On Aug. 24, Mission Council held a public hearing that consisted of seven items, one of which was a rezoning proposal which would erect a six-story apartment building smack dab in the middle of 3rd Ave. a residential area made up of single-family homes.
Only Coun. Ken Herar took into consideration the protests of residents of 3rd Ave. as well as neighbours from 2nd and 4th Avenues and voted against the proposal. The others did not.
I am livid. This decision affects me deeply as it will impact my future. It will affect the investment I made in my home, it will affect my quality of life in the place I was born and raised, it will affect my ability to sell, if I so choose, and take a deep loss in the process. These feelings are personal and are not unique to me in this particular situation.
Personal biases aside, I am also incredibly angry at the blatant hypocrisy the whole meeting displayed. I am disappointed in the Council’s dismissal of those who will be deeply affected by this proposal. I am appalled that they have the gall to assume they understand the area better than those that have lived here.
One of the items discussed during the meeting was the future of Mission’s Waterfront district. For years, plans have been tossed back and forth that would rejuvenate and create jobs and potentially industry for the residents of our community.
During the deliberations, Mayor Pam Alexis said that considerations must be made to ensure the area stays “congruent” to its neighbourhood feel, and I agree.
Her feelings, however, did not seem to extend to the proposal for 3rd Ave., whose neighbourhood feel is one of single-family dwellings, most of which have a heritage feel as it is the older area of Mission.
Pictures of the development provided in the original proposal show a six-story building that is demonstrably incongruent with 3rd Avenue’s neighbourhood character.
It was also noted during the meeting that the sign board announcing the proposal with the Public Hearing’s date and time was obscured from view (in actuality, by a big, tan, Winnebago Camper). Our neighbours from Kathleen Courts on 4th Ave. were shocked to hear of the proposal and were unable to submit their letters of opposition due to the sign board’s obscurity.
The council dismissed this as a reason for further debate.
Alexis reasoned that the approval of the project was in the hopes of generating foot traffic to the downtown core. Clearly, she is out of touch with the layout of the area, as 3rd Avenue is in the middle of a hill. A hill one does not typically walk for fun. Following her logic, a resident at this new 6-story high rise would walk down to the downtown core, which is a step above a ghost town as high rents keep any charming mom and pop shops from succeeding in the area, browse through the meagre places there are, then trudge up-hill with all their shopping bags.

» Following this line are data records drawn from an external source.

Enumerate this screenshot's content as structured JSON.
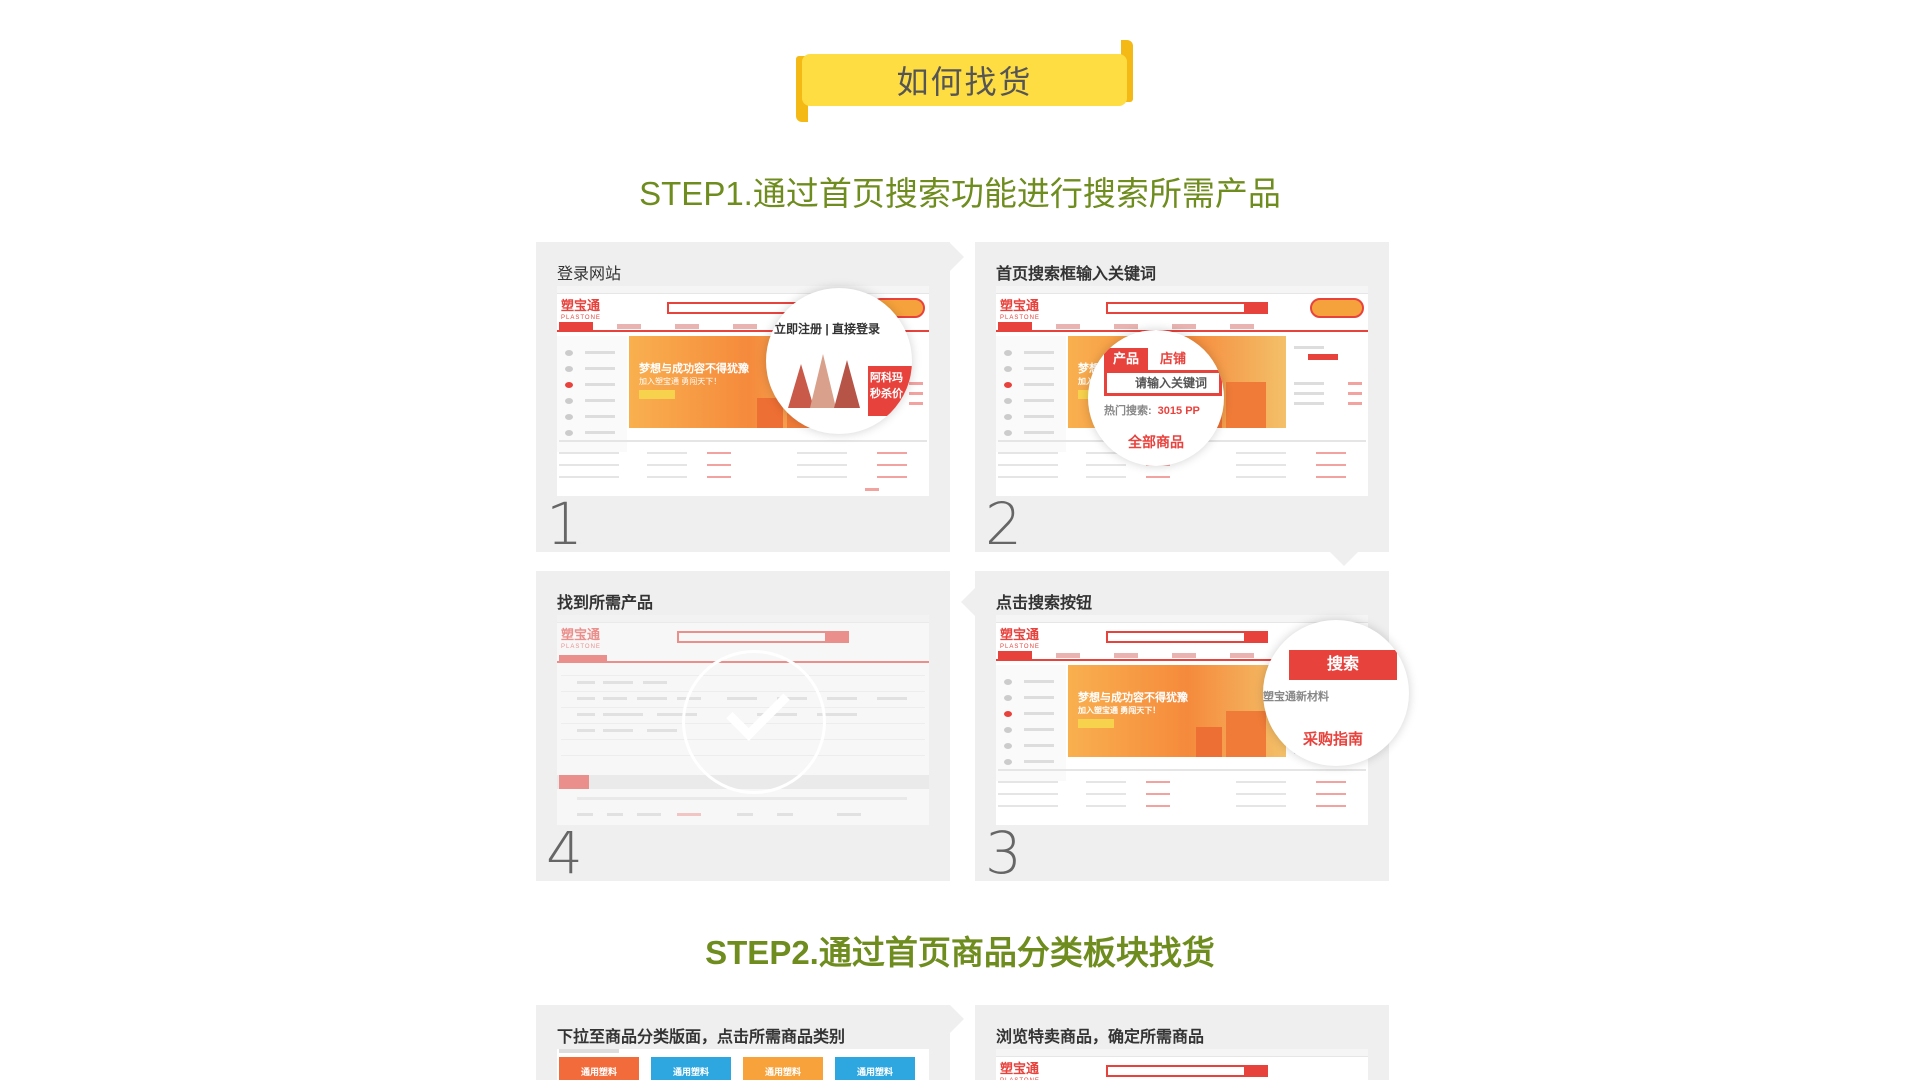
{
  "banner": {
    "title": "如何找货"
  },
  "step1": {
    "title": "STEP1.通过首页搜索功能进行搜索所需产品",
    "cards": [
      {
        "number": "1",
        "caption": "登录网站"
      },
      {
        "number": "2",
        "caption": "首页搜索框输入关键词"
      },
      {
        "number": "3",
        "caption": "点击搜索按钮"
      },
      {
        "number": "4",
        "caption": "找到所需产品"
      }
    ]
  },
  "step2": {
    "title": "STEP2.通过首页商品分类板块找货",
    "cards": [
      {
        "caption": "下拉至商品分类版面，点击所需商品类别"
      },
      {
        "caption": "浏览特卖商品，确定所需商品"
      }
    ]
  },
  "site": {
    "logo": "塑宝通",
    "logo_en": "PLASTONE",
    "hero_line1": "梦想与成功容不得犹豫",
    "hero_line2": "加入塑宝通 勇闯天下！"
  },
  "zoom1": {
    "links": "立即注册 | 直接登录",
    "side_text": "阿科玛 秒杀价"
  },
  "zoom2": {
    "tab_product": "产品",
    "tab_shop": "店铺",
    "placeholder": "请输入关键词",
    "hot_label": "热门搜索:",
    "hot_items": "3015   PP",
    "all_products": "全部商品"
  },
  "zoom3": {
    "search_button": "搜索",
    "sub_text": "塑宝通新材料",
    "guide": "采购指南"
  },
  "categories": [
    {
      "label": "通用塑料",
      "color": "#f26b3a"
    },
    {
      "label": "通用塑料",
      "color": "#2ea7e0"
    },
    {
      "label": "通用塑料",
      "color": "#f7a23a"
    },
    {
      "label": "通用塑料",
      "color": "#2ea7e0"
    }
  ],
  "colors": {
    "accent": "#e8423d",
    "step_title": "#6f8c1e",
    "banner": "#fedd43"
  }
}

The council seems to think that $1,950 per month (before apartment extras such as strata, parking, utilities etc.) for a rental in an area with a dead downtown district and even more dead transit into the city is reasonable.
They believe it is entirely attainable for Mission residents of middle-income. While working two jobs out of town (one of which was full time), with a working partner I still do not believe I would be able to comfortably afford a unit in their new building.
I am not asking you to sympathize with the personal aspect. I am asking you to be angry at a Council that has openly and on record shown that they do not care about us. They do not care about making Mission a better place for those that live here. They have no problem pursuing their own personal interests in the face of their constituents resounding cries of “no.”
Elected officials are supposed to act on behalf of the community they represent; they are supposed to listen to their constituents. Mayor Pam Alexis and her Council have, on record, shown how out of touch they are with the “neighbourhood character” of the downtown core.
Moving forward, let’s do better. Let’s hold those who are supposed to be working for us accountable when they don’t. Let’s use our anger to make positive changes in our community.